(Element data from apps and pages)
┄┄┄┄┄┄┄┄┄┄

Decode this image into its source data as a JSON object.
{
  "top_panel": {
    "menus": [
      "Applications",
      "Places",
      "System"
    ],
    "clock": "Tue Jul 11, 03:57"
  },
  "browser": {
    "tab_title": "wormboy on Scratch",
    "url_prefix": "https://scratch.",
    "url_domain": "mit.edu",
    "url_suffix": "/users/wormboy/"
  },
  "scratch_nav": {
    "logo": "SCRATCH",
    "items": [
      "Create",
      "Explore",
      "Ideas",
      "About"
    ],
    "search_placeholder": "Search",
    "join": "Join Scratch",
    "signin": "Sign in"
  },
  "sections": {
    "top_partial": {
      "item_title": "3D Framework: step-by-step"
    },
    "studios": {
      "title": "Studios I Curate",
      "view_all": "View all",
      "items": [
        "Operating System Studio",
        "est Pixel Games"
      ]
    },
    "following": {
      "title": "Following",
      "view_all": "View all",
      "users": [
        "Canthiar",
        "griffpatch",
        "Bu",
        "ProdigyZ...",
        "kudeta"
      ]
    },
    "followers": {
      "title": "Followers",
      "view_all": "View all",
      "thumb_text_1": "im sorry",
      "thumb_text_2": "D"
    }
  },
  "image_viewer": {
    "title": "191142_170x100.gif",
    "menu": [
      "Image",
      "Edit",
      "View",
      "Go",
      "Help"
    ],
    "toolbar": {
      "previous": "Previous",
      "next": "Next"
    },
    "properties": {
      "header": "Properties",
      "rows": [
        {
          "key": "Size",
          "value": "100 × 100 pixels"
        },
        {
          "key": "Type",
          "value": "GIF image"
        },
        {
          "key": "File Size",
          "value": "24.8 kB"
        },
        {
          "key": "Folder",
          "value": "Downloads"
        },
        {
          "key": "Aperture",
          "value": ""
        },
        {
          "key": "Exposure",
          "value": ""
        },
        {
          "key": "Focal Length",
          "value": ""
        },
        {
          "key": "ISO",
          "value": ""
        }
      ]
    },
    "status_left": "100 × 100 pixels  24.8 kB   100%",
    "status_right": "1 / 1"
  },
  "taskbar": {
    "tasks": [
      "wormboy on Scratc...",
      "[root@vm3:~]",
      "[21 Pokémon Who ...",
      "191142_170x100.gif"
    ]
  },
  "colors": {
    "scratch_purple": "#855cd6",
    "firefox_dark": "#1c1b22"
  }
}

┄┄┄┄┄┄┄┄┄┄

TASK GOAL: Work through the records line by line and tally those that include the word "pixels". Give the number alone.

OUTPUT FOR THIS TASK: 2